Over the years we have discovered that the reason this works is the movement that the horse provides. Children with autism are often kinetic learners, meaning that they need to move in order to be able to learn. Force them to sit at a desk, and all they will learn is how to sit at a desk. Allow their bodies to move, and their brains will be free to receive and retain information.
I have been Rowan’s main teacher for about five years now. We discovered how important movement was to his learning after I had been working with him for about a year. Back then, we still did all his academics inside at a desk but allowed him frequent breaks to go outside and bounce on the trampoline or ride. We always supplemented what he was doing on the horse, of course, but when it came down to “serious” academics, we went inside.
Then one day I decided it was time to start his multiplication tables. He flew through his 0 and 1 times table, but when we got to the 2 times table he began to struggle. The more he struggled, the more he rocked in his chair, so that he eventually fell off and the chair fell on top of him. That seemed a good time to take a break!
So outside we went to the trampoline to blow off some steam. Then I had a brainwave: Why not learn the multiplication tables outside whilst bouncing and having fun? He loved the trampoline, so he was motivated to be on it . . . maybe the movement would help him pay attention?
Little did I know how true that would turn out to be.

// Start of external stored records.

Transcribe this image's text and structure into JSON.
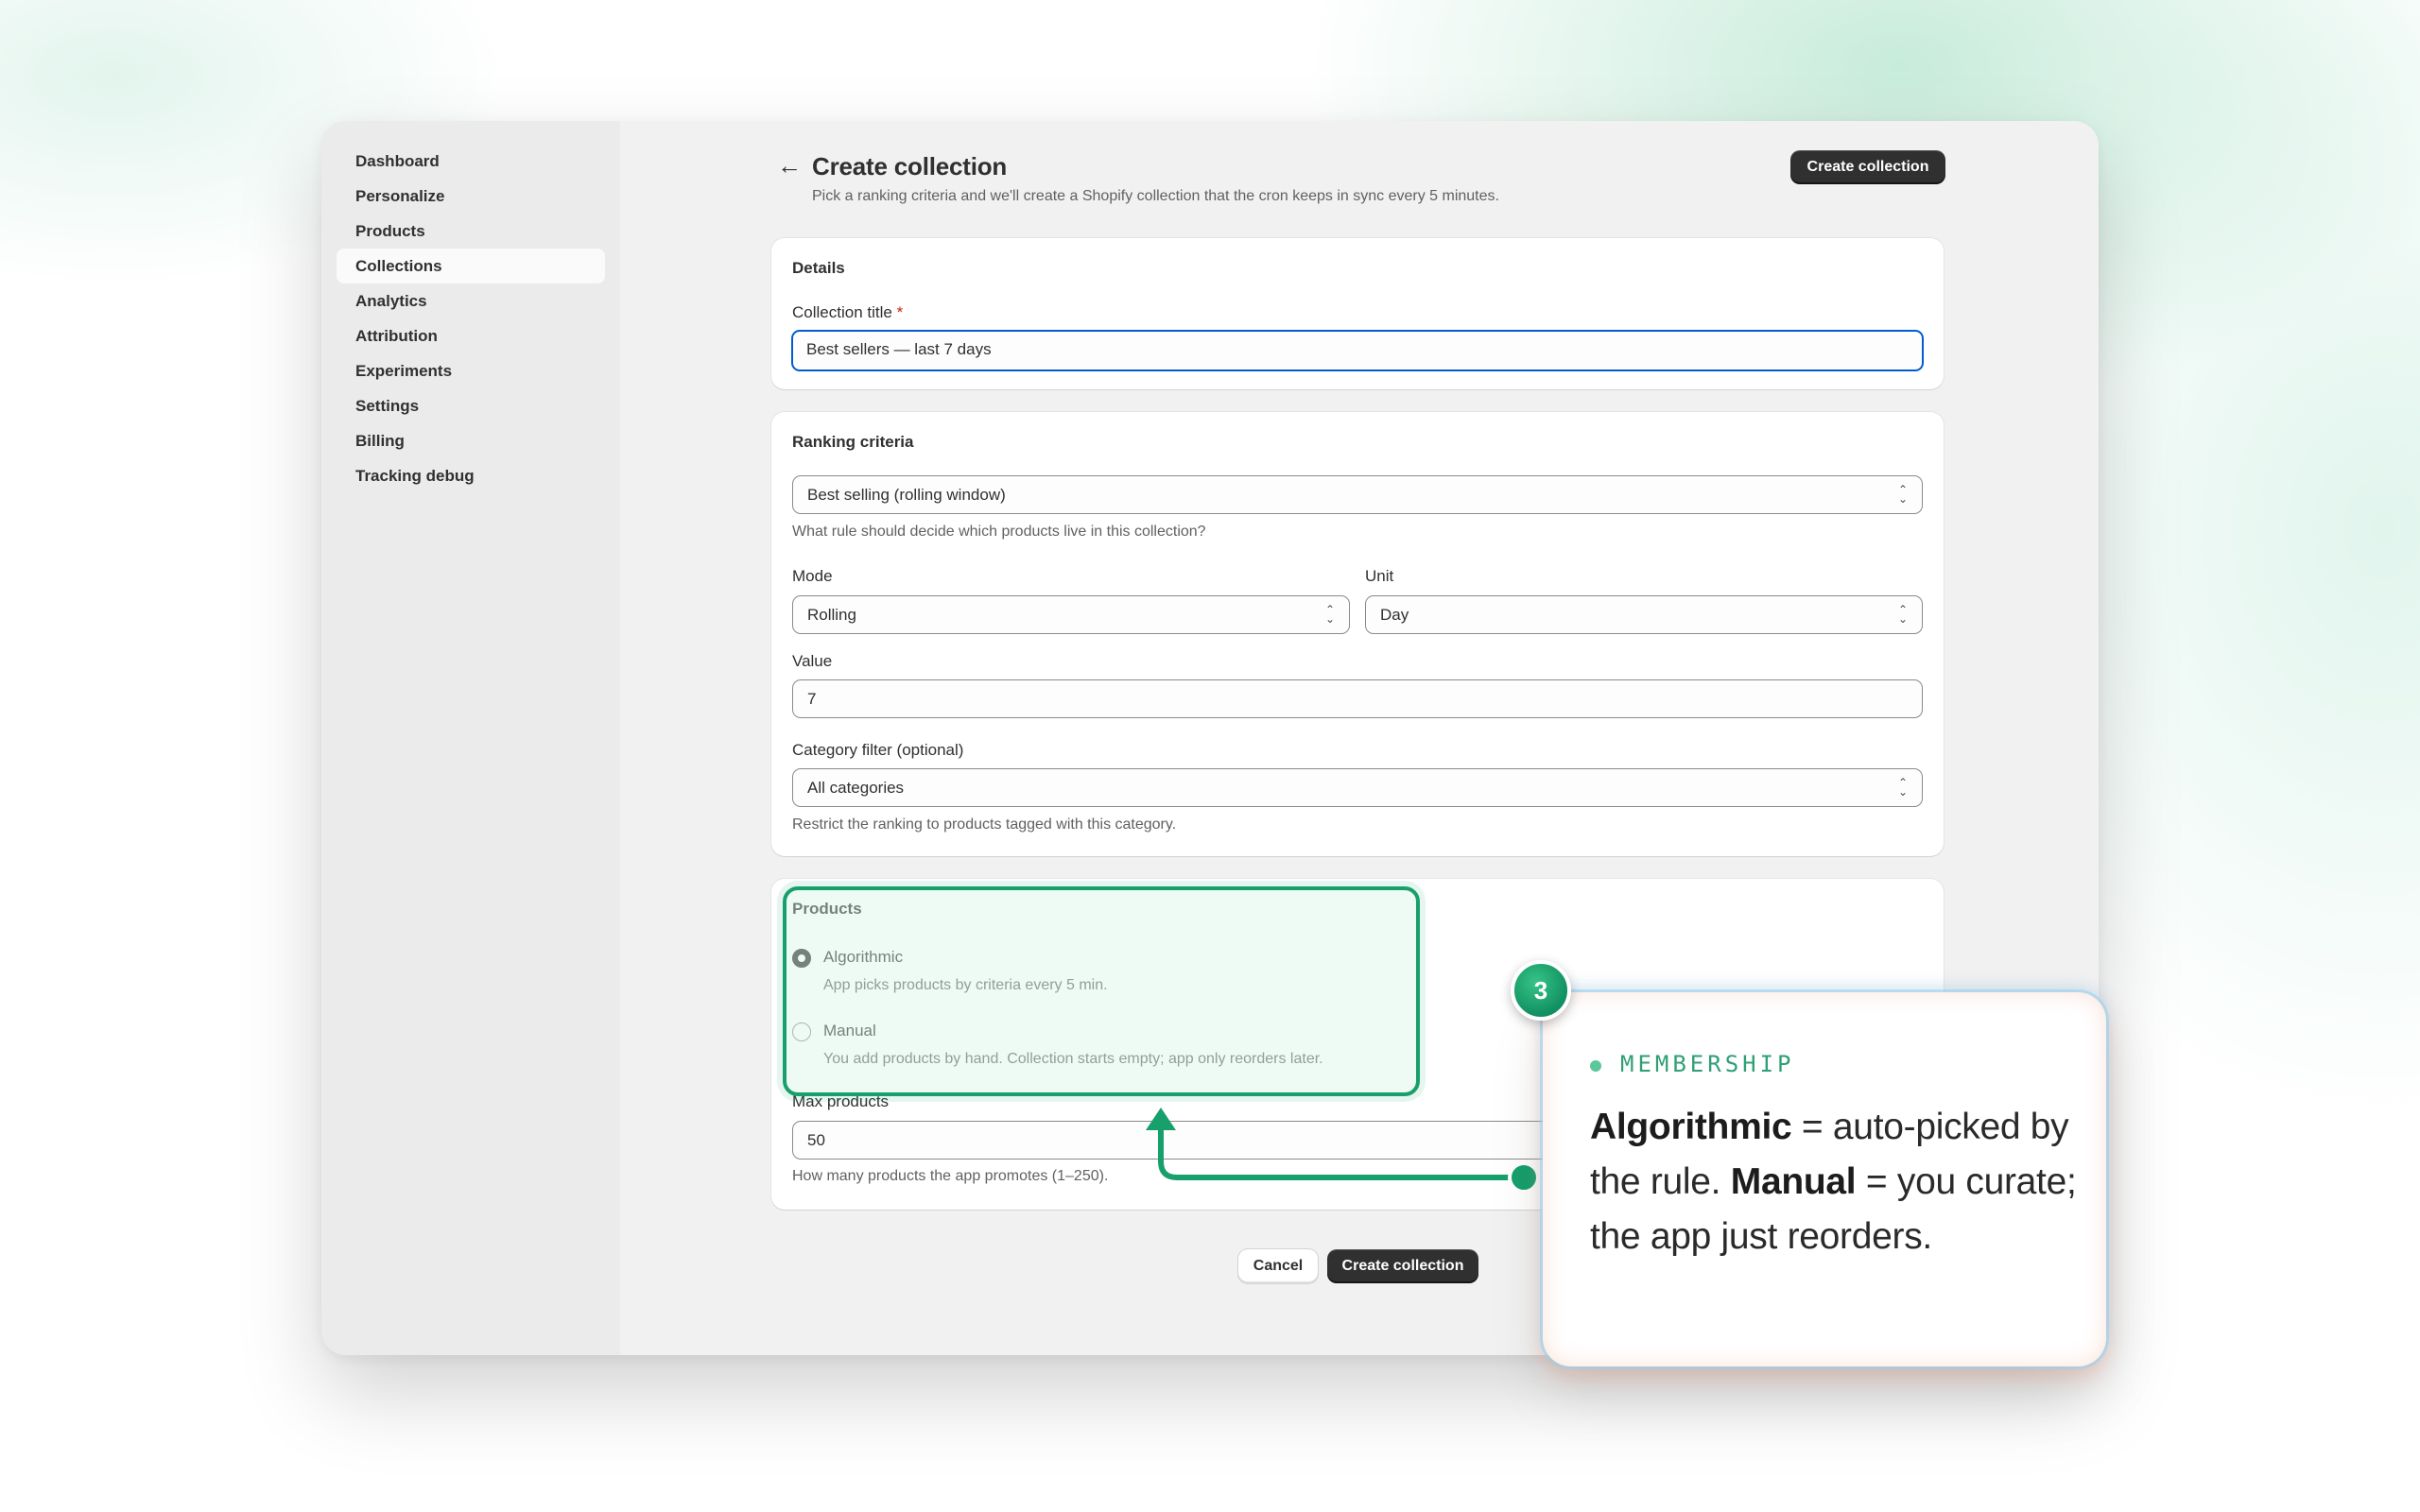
{
  "sidebar": {
    "items": [
      {
        "label": "Dashboard"
      },
      {
        "label": "Personalize"
      },
      {
        "label": "Products"
      },
      {
        "label": "Collections",
        "active": true
      },
      {
        "label": "Analytics"
      },
      {
        "label": "Attribution"
      },
      {
        "label": "Experiments"
      },
      {
        "label": "Settings"
      },
      {
        "label": "Billing"
      },
      {
        "label": "Tracking debug"
      }
    ]
  },
  "header": {
    "back_icon": "arrow-left-icon",
    "title": "Create collection",
    "subtitle": "Pick a ranking criteria and we'll create a Shopify collection that the cron keeps in sync every 5 minutes.",
    "primary_button": "Create collection"
  },
  "details": {
    "title": "Details",
    "collection_title_label": "Collection title",
    "required_mark": "*",
    "collection_title_value": "Best sellers — last 7 days"
  },
  "ranking": {
    "title": "Ranking criteria",
    "criteria_value": "Best selling (rolling window)",
    "criteria_help": "What rule should decide which products live in this collection?",
    "mode_label": "Mode",
    "mode_value": "Rolling",
    "unit_label": "Unit",
    "unit_value": "Day",
    "value_label": "Value",
    "value_value": "7",
    "category_label": "Category filter (optional)",
    "category_value": "All categories",
    "category_help": "Restrict the ranking to products tagged with this category."
  },
  "products": {
    "title": "Products",
    "options": [
      {
        "label": "Algorithmic",
        "help": "App picks products by criteria every 5 min.",
        "checked": true
      },
      {
        "label": "Manual",
        "help": "You add products by hand. Collection starts empty; app only reorders later.",
        "checked": false
      }
    ],
    "max_label": "Max products",
    "max_value": "50",
    "max_help": "How many products the app promotes (1–250)."
  },
  "footer": {
    "cancel": "Cancel",
    "create": "Create collection"
  },
  "callout": {
    "step": "3",
    "kicker": "MEMBERSHIP",
    "term1": "Algorithmic",
    "text1": " = auto-picked by the rule. ",
    "term2": "Manual",
    "text2": " = you curate; the app just reorders."
  },
  "colors": {
    "accent": "#17a06b",
    "primary_button": "#303030",
    "focus": "#005bd3"
  }
}
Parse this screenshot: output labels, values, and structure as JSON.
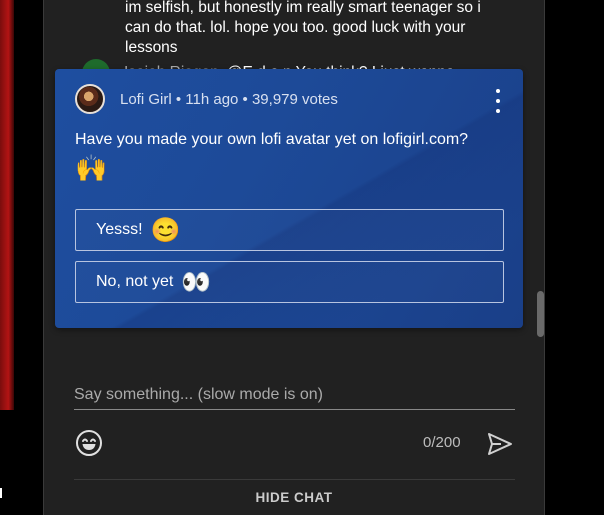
{
  "chat": {
    "messages": [
      {
        "text": "im selfish, but honestly im really smart teenager so i can do that. lol. hope you too. good luck with your lessons"
      },
      {
        "author": "Isaiah Riogan",
        "text": "@E d o n You think? I just wanna"
      }
    ]
  },
  "poll": {
    "meta": "Lofi Girl • 11h ago • 39,979 votes",
    "question": "Have you made your own lofi avatar yet on lofigirl.com?",
    "question_emoji": "🙌",
    "options": [
      {
        "label": "Yesss!",
        "emoji": "😊"
      },
      {
        "label": "No, not yet",
        "emoji": "👀"
      }
    ],
    "icons": {
      "menu": "more-vert-icon",
      "avatar": "channel-avatar"
    }
  },
  "input": {
    "placeholder": "Say something... (slow mode is on)",
    "char_count": "0/200",
    "icons": {
      "emoji": "emoji-icon",
      "send": "send-icon"
    }
  },
  "footer": {
    "hide_chat_label": "HIDE CHAT"
  },
  "colors": {
    "panel_bg": "#212121",
    "poll_bg": "#1e4ea0",
    "text": "#ffffff"
  }
}
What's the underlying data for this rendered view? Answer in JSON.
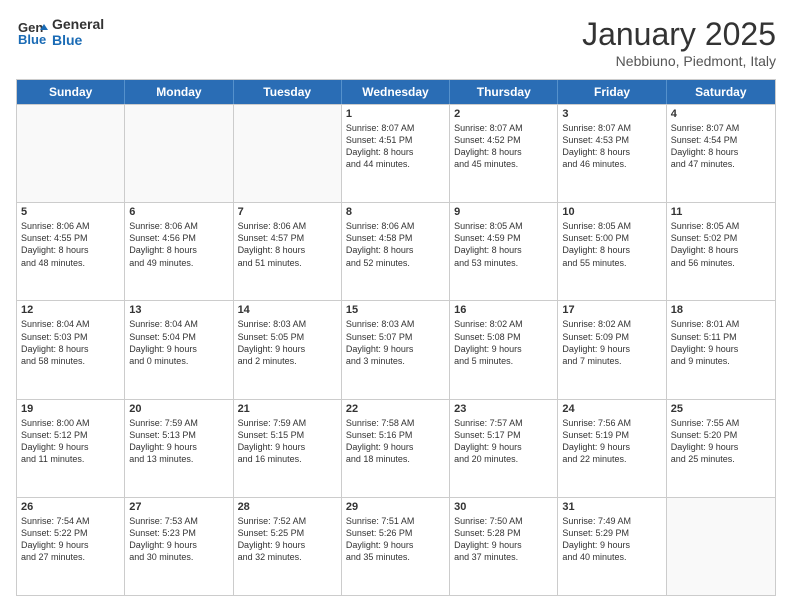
{
  "logo": {
    "line1": "General",
    "line2": "Blue"
  },
  "title": "January 2025",
  "subtitle": "Nebbiuno, Piedmont, Italy",
  "days": [
    "Sunday",
    "Monday",
    "Tuesday",
    "Wednesday",
    "Thursday",
    "Friday",
    "Saturday"
  ],
  "weeks": [
    [
      {
        "day": "",
        "empty": true
      },
      {
        "day": "",
        "empty": true
      },
      {
        "day": "",
        "empty": true
      },
      {
        "day": "1",
        "text": "Sunrise: 8:07 AM\nSunset: 4:51 PM\nDaylight: 8 hours\nand 44 minutes."
      },
      {
        "day": "2",
        "text": "Sunrise: 8:07 AM\nSunset: 4:52 PM\nDaylight: 8 hours\nand 45 minutes."
      },
      {
        "day": "3",
        "text": "Sunrise: 8:07 AM\nSunset: 4:53 PM\nDaylight: 8 hours\nand 46 minutes."
      },
      {
        "day": "4",
        "text": "Sunrise: 8:07 AM\nSunset: 4:54 PM\nDaylight: 8 hours\nand 47 minutes."
      }
    ],
    [
      {
        "day": "5",
        "text": "Sunrise: 8:06 AM\nSunset: 4:55 PM\nDaylight: 8 hours\nand 48 minutes."
      },
      {
        "day": "6",
        "text": "Sunrise: 8:06 AM\nSunset: 4:56 PM\nDaylight: 8 hours\nand 49 minutes."
      },
      {
        "day": "7",
        "text": "Sunrise: 8:06 AM\nSunset: 4:57 PM\nDaylight: 8 hours\nand 51 minutes."
      },
      {
        "day": "8",
        "text": "Sunrise: 8:06 AM\nSunset: 4:58 PM\nDaylight: 8 hours\nand 52 minutes."
      },
      {
        "day": "9",
        "text": "Sunrise: 8:05 AM\nSunset: 4:59 PM\nDaylight: 8 hours\nand 53 minutes."
      },
      {
        "day": "10",
        "text": "Sunrise: 8:05 AM\nSunset: 5:00 PM\nDaylight: 8 hours\nand 55 minutes."
      },
      {
        "day": "11",
        "text": "Sunrise: 8:05 AM\nSunset: 5:02 PM\nDaylight: 8 hours\nand 56 minutes."
      }
    ],
    [
      {
        "day": "12",
        "text": "Sunrise: 8:04 AM\nSunset: 5:03 PM\nDaylight: 8 hours\nand 58 minutes."
      },
      {
        "day": "13",
        "text": "Sunrise: 8:04 AM\nSunset: 5:04 PM\nDaylight: 9 hours\nand 0 minutes."
      },
      {
        "day": "14",
        "text": "Sunrise: 8:03 AM\nSunset: 5:05 PM\nDaylight: 9 hours\nand 2 minutes."
      },
      {
        "day": "15",
        "text": "Sunrise: 8:03 AM\nSunset: 5:07 PM\nDaylight: 9 hours\nand 3 minutes."
      },
      {
        "day": "16",
        "text": "Sunrise: 8:02 AM\nSunset: 5:08 PM\nDaylight: 9 hours\nand 5 minutes."
      },
      {
        "day": "17",
        "text": "Sunrise: 8:02 AM\nSunset: 5:09 PM\nDaylight: 9 hours\nand 7 minutes."
      },
      {
        "day": "18",
        "text": "Sunrise: 8:01 AM\nSunset: 5:11 PM\nDaylight: 9 hours\nand 9 minutes."
      }
    ],
    [
      {
        "day": "19",
        "text": "Sunrise: 8:00 AM\nSunset: 5:12 PM\nDaylight: 9 hours\nand 11 minutes."
      },
      {
        "day": "20",
        "text": "Sunrise: 7:59 AM\nSunset: 5:13 PM\nDaylight: 9 hours\nand 13 minutes."
      },
      {
        "day": "21",
        "text": "Sunrise: 7:59 AM\nSunset: 5:15 PM\nDaylight: 9 hours\nand 16 minutes."
      },
      {
        "day": "22",
        "text": "Sunrise: 7:58 AM\nSunset: 5:16 PM\nDaylight: 9 hours\nand 18 minutes."
      },
      {
        "day": "23",
        "text": "Sunrise: 7:57 AM\nSunset: 5:17 PM\nDaylight: 9 hours\nand 20 minutes."
      },
      {
        "day": "24",
        "text": "Sunrise: 7:56 AM\nSunset: 5:19 PM\nDaylight: 9 hours\nand 22 minutes."
      },
      {
        "day": "25",
        "text": "Sunrise: 7:55 AM\nSunset: 5:20 PM\nDaylight: 9 hours\nand 25 minutes."
      }
    ],
    [
      {
        "day": "26",
        "text": "Sunrise: 7:54 AM\nSunset: 5:22 PM\nDaylight: 9 hours\nand 27 minutes."
      },
      {
        "day": "27",
        "text": "Sunrise: 7:53 AM\nSunset: 5:23 PM\nDaylight: 9 hours\nand 30 minutes."
      },
      {
        "day": "28",
        "text": "Sunrise: 7:52 AM\nSunset: 5:25 PM\nDaylight: 9 hours\nand 32 minutes."
      },
      {
        "day": "29",
        "text": "Sunrise: 7:51 AM\nSunset: 5:26 PM\nDaylight: 9 hours\nand 35 minutes."
      },
      {
        "day": "30",
        "text": "Sunrise: 7:50 AM\nSunset: 5:28 PM\nDaylight: 9 hours\nand 37 minutes."
      },
      {
        "day": "31",
        "text": "Sunrise: 7:49 AM\nSunset: 5:29 PM\nDaylight: 9 hours\nand 40 minutes."
      },
      {
        "day": "",
        "empty": true
      }
    ]
  ]
}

By the end of a 30-minute bounce session, he had already mastered the 2 and 3 times tables. By the end of the week, we had done all 12 and were moving on to division (and I had lost more than a few pounds to boot). It was so successful, in fact, that from that day onward we abandoned any thought of trying to teach Rowan at a desk and instead created a whole curriculum for him based around movement. He learned angles through chase games and equations through treasure hunts. We discovered how to calculate the relationships among speed, distance, and time on bike rides and did force, mass, and acceleration through wheelbarrow rides.
What’s more, we began to try the same techniques with other children—some on the autism spectrum, some not—and it worked just as well, as long as the games and activities were adapted to those kids’ interests and passions and we incorporated movement, movement, and yet more movement.
We now work directly with hundreds of children on the autism spectrum each year and indirectly with thousands through the trainings we provide for equine professionals, teachers, and parents.